Work request
What you return must match the entries word for word, minus the pictures.

Listed entries
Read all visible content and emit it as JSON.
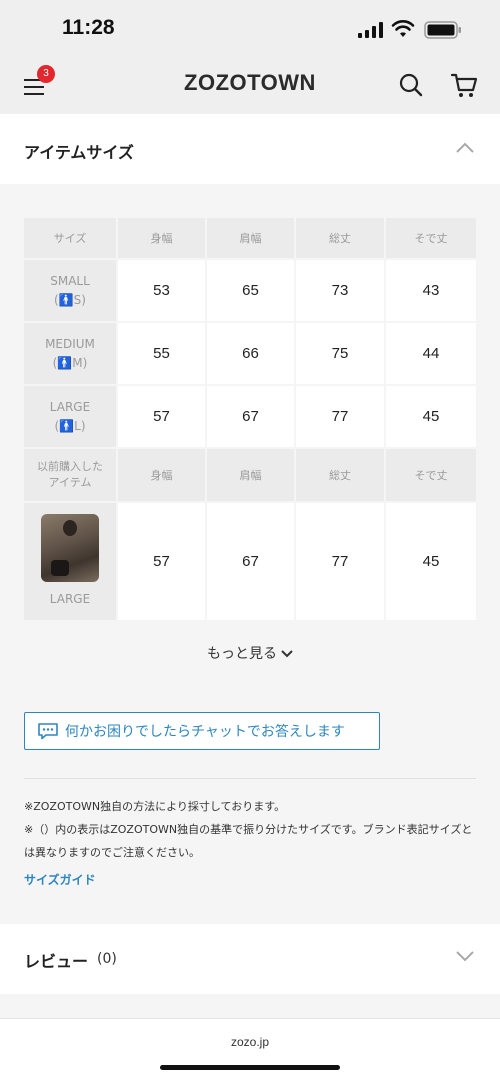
{
  "status": {
    "time": "11:28"
  },
  "header": {
    "logo": "ZOZOTOWN",
    "menu_badge": "3"
  },
  "item_size": {
    "title": "アイテムサイズ",
    "headers": [
      "サイズ",
      "身幅",
      "肩幅",
      "総丈",
      "そで丈"
    ],
    "rows": [
      {
        "label": "SMALL",
        "tag_open": "(",
        "tag": "S",
        "tag_close": ")",
        "values": [
          "53",
          "65",
          "73",
          "43"
        ]
      },
      {
        "label": "MEDIUM",
        "tag_open": "(",
        "tag": "M",
        "tag_close": ")",
        "values": [
          "55",
          "66",
          "75",
          "44"
        ]
      },
      {
        "label": "LARGE",
        "tag_open": "(",
        "tag": "L",
        "tag_close": ")",
        "values": [
          "57",
          "67",
          "77",
          "45"
        ]
      }
    ],
    "previous_header": {
      "label_line1": "以前購入した",
      "label_line2": "アイテム",
      "cols": [
        "身幅",
        "肩幅",
        "総丈",
        "そで丈"
      ]
    },
    "previous_row": {
      "size": "LARGE",
      "values": [
        "57",
        "67",
        "77",
        "45"
      ]
    },
    "more_label": "もっと見る"
  },
  "chat": {
    "label": "何かお困りでしたらチャットでお答えします"
  },
  "notes": {
    "line1": "※ZOZOTOWN独自の方法により採寸しております。",
    "line2": "※（）内の表示はZOZOTOWN独自の基準で振り分けたサイズです。ブランド表記サイズとは異なりますのでご注意ください。"
  },
  "size_guide": "サイズガイド",
  "review": {
    "title": "レビュー",
    "count": "(0)"
  },
  "bottom": {
    "url": "zozo.jp"
  },
  "colors": {
    "accent": "#2e86c1",
    "badge": "#e2272e",
    "size_icon": "#d8384b"
  },
  "icons": [
    "menu-icon",
    "search-icon",
    "cart-icon",
    "chevron-up-icon",
    "chevron-down-icon",
    "chat-icon",
    "person-icon"
  ]
}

Expected answer
Read all visible content and emit it as JSON.
{
  "status": {
    "time": "11:28"
  },
  "header": {
    "logo": "ZOZOTOWN",
    "menu_badge": "3"
  },
  "item_size": {
    "title": "アイテムサイズ",
    "headers": [
      "サイズ",
      "身幅",
      "肩幅",
      "総丈",
      "そで丈"
    ],
    "rows": [
      {
        "label": "SMALL",
        "tag_open": "(",
        "tag": "S",
        "tag_close": ")",
        "values": [
          "53",
          "65",
          "73",
          "43"
        ]
      },
      {
        "label": "MEDIUM",
        "tag_open": "(",
        "tag": "M",
        "tag_close": ")",
        "values": [
          "55",
          "66",
          "75",
          "44"
        ]
      },
      {
        "label": "LARGE",
        "tag_open": "(",
        "tag": "L",
        "tag_close": ")",
        "values": [
          "57",
          "67",
          "77",
          "45"
        ]
      }
    ],
    "previous_header": {
      "label_line1": "以前購入した",
      "label_line2": "アイテム",
      "cols": [
        "身幅",
        "肩幅",
        "総丈",
        "そで丈"
      ]
    },
    "previous_row": {
      "size": "LARGE",
      "values": [
        "57",
        "67",
        "77",
        "45"
      ]
    },
    "more_label": "もっと見る"
  },
  "chat": {
    "label": "何かお困りでしたらチャットでお答えします"
  },
  "notes": {
    "line1": "※ZOZOTOWN独自の方法により採寸しております。",
    "line2": "※（）内の表示はZOZOTOWN独自の基準で振り分けたサイズです。ブランド表記サイズとは異なりますのでご注意ください。"
  },
  "size_guide": "サイズガイド",
  "review": {
    "title": "レビュー",
    "count": "(0)"
  },
  "bottom": {
    "url": "zozo.jp"
  },
  "colors": {
    "accent": "#2e86c1",
    "badge": "#e2272e",
    "size_icon": "#d8384b"
  },
  "icons": [
    "menu-icon",
    "search-icon",
    "cart-icon",
    "chevron-up-icon",
    "chevron-down-icon",
    "chat-icon",
    "person-icon"
  ]
}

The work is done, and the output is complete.